“A NATO airstrike killed 13 rebel fighters in the battle outside the pivotal oil port of Brega, the rebels said Saturday…
“One rebel fighter who was wounded in the airstrike said a fellow rebel had fired into the air moments before the attack.
“‘I don’t know why,’ the rebel, Ali Abdullah Abubaker, said later from a hospital in Benghazi. ‘Maybe he was scared.’…
“’NATO takes reports of civilian casualties very seriously,’ [a] spokesman said. ‘But for us, exact details are hard to verify because we do not have reliable sources on the ground.’
“The spokesman, who, according to NATO policy, asked not to be identified, added, ‘If someone fires at one of our aircraft, they have the right to defend themselves.'”
“U.S. officials are becoming increasingly resigned to the possibility of a protracted stalemate in Libya, with rebels retaining control of the eastern half of the divided country but lacking the muscle to drive Moammar Gaddafi from power…
“U.S. analysts have concluded that Gaddafi will likely not step aside voluntarily, despite recent defections by top aides. Nor is he likely to be driven anytime soon from his Tripoli base, where he has surrounded himself with highly paid fighters and tribal kinsmen who remain fiercely loyal, the officials said.
“A stalemate could mean an open-ended mission for the coalition of NATO and Arab countries now enforcing the no-fly zone over Libya, increasing both the financial and political costs for the participants. But analysts are increasingly confident that Gaddafi can be largely contained within a divided Libya, unable to significantly threaten his neighbors and gradually weakening over time…

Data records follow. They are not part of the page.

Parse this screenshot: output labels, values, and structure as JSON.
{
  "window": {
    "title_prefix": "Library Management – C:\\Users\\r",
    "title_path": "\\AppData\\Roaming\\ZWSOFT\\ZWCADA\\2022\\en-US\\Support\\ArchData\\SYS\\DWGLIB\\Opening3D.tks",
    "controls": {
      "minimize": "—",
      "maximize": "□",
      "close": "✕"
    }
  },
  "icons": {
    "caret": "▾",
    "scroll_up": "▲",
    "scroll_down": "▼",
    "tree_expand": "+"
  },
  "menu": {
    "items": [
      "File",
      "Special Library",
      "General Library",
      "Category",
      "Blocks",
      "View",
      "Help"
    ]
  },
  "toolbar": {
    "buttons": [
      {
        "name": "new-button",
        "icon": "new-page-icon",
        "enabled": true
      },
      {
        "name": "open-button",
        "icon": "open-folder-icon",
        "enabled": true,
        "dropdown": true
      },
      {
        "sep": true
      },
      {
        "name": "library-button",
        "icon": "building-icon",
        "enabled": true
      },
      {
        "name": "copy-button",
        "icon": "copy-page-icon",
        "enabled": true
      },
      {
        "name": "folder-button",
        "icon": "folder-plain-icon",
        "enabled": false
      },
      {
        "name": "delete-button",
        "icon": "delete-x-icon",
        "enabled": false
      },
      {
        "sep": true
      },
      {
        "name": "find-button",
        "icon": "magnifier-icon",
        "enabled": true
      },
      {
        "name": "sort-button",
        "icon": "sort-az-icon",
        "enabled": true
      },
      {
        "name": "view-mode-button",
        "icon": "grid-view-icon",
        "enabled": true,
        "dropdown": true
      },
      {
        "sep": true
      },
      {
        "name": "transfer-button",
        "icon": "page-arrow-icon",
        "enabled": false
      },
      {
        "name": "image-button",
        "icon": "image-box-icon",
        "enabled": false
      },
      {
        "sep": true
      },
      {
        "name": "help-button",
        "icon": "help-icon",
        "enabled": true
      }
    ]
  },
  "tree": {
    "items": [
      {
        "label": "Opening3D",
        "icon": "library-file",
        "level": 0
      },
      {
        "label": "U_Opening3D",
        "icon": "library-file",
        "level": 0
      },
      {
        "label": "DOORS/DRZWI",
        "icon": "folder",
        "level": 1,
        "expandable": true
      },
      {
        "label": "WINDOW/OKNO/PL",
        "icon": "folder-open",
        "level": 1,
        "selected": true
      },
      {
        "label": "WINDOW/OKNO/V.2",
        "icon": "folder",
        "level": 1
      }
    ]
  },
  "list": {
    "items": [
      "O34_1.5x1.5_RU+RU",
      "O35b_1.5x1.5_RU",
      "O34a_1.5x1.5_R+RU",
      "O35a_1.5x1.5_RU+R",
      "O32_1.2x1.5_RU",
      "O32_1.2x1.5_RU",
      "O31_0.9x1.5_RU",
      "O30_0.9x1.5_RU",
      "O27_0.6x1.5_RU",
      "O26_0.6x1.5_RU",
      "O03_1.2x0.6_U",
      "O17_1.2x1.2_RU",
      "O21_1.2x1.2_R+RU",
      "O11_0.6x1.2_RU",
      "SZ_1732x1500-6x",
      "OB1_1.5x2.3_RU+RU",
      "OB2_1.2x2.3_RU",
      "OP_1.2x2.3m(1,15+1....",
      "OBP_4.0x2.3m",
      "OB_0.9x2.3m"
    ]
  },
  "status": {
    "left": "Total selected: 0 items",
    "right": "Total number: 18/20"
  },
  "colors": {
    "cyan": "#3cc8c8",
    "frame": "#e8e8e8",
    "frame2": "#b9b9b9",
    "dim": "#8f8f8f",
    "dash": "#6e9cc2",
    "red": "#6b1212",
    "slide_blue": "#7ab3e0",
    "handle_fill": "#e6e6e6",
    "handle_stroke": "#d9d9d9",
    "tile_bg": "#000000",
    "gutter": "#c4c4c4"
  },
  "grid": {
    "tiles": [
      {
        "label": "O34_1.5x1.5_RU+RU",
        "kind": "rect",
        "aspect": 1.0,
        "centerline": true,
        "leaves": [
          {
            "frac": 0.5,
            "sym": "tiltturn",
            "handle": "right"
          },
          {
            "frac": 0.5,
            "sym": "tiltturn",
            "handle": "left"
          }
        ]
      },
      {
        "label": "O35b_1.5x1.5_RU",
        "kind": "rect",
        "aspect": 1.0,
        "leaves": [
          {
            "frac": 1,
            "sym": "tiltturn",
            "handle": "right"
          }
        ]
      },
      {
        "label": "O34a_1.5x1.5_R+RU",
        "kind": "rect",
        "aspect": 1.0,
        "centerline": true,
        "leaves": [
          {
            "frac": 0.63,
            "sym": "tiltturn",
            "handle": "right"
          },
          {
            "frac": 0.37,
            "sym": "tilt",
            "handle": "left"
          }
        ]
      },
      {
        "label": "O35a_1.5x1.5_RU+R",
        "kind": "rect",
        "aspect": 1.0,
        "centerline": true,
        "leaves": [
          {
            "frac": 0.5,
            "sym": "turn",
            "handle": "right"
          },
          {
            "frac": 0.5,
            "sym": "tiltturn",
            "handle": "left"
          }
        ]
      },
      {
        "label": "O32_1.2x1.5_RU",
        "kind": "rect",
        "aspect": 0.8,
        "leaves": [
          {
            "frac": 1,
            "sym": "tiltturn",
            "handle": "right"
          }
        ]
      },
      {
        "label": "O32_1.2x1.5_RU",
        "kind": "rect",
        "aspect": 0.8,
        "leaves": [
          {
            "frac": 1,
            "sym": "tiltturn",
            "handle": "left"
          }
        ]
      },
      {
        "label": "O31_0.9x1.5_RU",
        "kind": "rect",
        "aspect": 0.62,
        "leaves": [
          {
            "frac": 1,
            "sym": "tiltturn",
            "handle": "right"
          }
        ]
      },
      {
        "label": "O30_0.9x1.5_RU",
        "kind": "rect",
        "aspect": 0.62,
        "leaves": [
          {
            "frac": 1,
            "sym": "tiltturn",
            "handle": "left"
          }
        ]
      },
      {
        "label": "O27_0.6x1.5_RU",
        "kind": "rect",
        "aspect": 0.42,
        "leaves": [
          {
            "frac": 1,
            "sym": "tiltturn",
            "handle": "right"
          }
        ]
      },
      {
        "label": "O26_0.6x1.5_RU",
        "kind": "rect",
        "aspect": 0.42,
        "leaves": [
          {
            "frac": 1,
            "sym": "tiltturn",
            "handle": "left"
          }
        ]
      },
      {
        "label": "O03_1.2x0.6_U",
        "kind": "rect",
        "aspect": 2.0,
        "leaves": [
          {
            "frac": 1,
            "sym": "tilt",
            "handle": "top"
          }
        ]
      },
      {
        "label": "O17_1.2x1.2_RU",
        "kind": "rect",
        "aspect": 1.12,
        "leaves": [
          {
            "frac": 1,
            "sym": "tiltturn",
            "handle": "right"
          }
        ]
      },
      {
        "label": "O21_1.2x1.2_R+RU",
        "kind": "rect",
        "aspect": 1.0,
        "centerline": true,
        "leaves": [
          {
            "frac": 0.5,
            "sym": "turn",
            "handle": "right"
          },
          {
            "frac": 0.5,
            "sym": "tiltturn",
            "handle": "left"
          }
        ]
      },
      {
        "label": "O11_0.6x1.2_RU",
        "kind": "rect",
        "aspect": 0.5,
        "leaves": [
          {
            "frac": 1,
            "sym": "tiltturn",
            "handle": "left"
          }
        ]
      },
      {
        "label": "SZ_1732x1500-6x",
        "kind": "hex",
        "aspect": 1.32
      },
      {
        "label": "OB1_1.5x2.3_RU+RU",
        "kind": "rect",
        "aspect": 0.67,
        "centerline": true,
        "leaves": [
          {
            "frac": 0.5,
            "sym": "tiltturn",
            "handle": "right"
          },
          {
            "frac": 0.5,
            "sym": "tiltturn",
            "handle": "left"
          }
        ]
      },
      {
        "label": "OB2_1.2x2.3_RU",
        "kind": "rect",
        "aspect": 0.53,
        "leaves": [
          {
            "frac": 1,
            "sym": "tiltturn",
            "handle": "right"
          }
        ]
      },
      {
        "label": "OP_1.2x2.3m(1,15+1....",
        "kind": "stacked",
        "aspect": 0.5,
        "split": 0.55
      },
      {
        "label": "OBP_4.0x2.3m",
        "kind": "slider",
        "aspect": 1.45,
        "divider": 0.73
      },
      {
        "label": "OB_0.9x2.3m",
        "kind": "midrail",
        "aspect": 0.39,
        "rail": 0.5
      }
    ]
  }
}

“While it is possible that Gaddafi could be assassinated or overthrown, he maintains an elaborate, multilayered personal security system that has protected him for decades. ‘By all accounts he is very paranoid, and he will fend for his own survival,’ the official said.”
“Only a handful of the Libyan opposition’s military leaders have been publicly identified by name and it is still unclear whether they are working together or in competition with each other, according to current and former intelligence officials.
“Military leaders include a longtime opponent of Moammar Gaddafi who spent two decades in Northern Virginia and a former general who once helped bring the Libyan leader to power…
“[G]iven the uncertainty within the Libyan opposition camp and the disparate nature of military forces, it is difficult to sort out any leadership structure. Younis and Haftar, for instance, have been on opposite sides for at least 20 years, leaving it uncertain whether they have been able to align their interests.”
“Two former Afghan Mujahedeen and a six-year detainee at Guantanamo Bay have stepped to the fore of this city’s military campaign, training new recruits for the front and to protect the city from infiltrators loyal to Col. Moammar Gadhafi.
“The presence of Islamists like these amid the opposition has raised concerns, among some fellow rebels as well as their Western allies, that the goal of some Libyan fighters in battling Col. Gadhafi is to propagate Islamist extremism…
“‘Our view is starting to change of the U.S.,’ said Mr. Hasady. ‘If we hated the Americans 100%, today it is less than 50%. They have started to redeem themselves for their past mistakes by helping us to preserve the blood of our children.’
“Mr. Hasady also offered a reconsideration of his past approach. ‘No Islamist revolution has ever succeeded. Only when the whole population was included did we succeed, and that means a more inclusive ideology.'”
“In the old days, simpletons like President Bush used to say, ‘You’re either with us or you’re with the terrorists.’ This time round, we’re with us and we’re with the terrorists, and you can’t say fairer than that…
“So this isn’t your father’s war. It’s a war with a U.N. resolution and French jets and a Canadian general and the good wishes of the Arab League. It’s a war with everything it needs, except a mission. And, if you don’t have a mission, it’s hard to know when it’s accomplished. Secretary Gates insists that regime change is not a goal; President Sarkozy says it is; President Obama’s position, insofar as one can pin it down, seems to be that he’s not in favor of Qaddafi remaining in power but he isn’t necessarily going to do anything to remove him therefrom. According to NBC, Qaddafi was said to be down in the dumps about his prospects until he saw Obama’s speech, after which he concluded the guy wasn’t serious about getting rid of him, and he perked up. He’s certainly not planning on going anywhere. There is an old rule of war that one should always offer an enemy an escape route. Instead, David Cameron, the British prime minister, demanded that Qaddafi be put on trial. So the Colonel is unlikely to trust any offers of exile, and has nothing to lose by staying to the bitter end and killing as many people as possible.”
Via Gateway Pundit.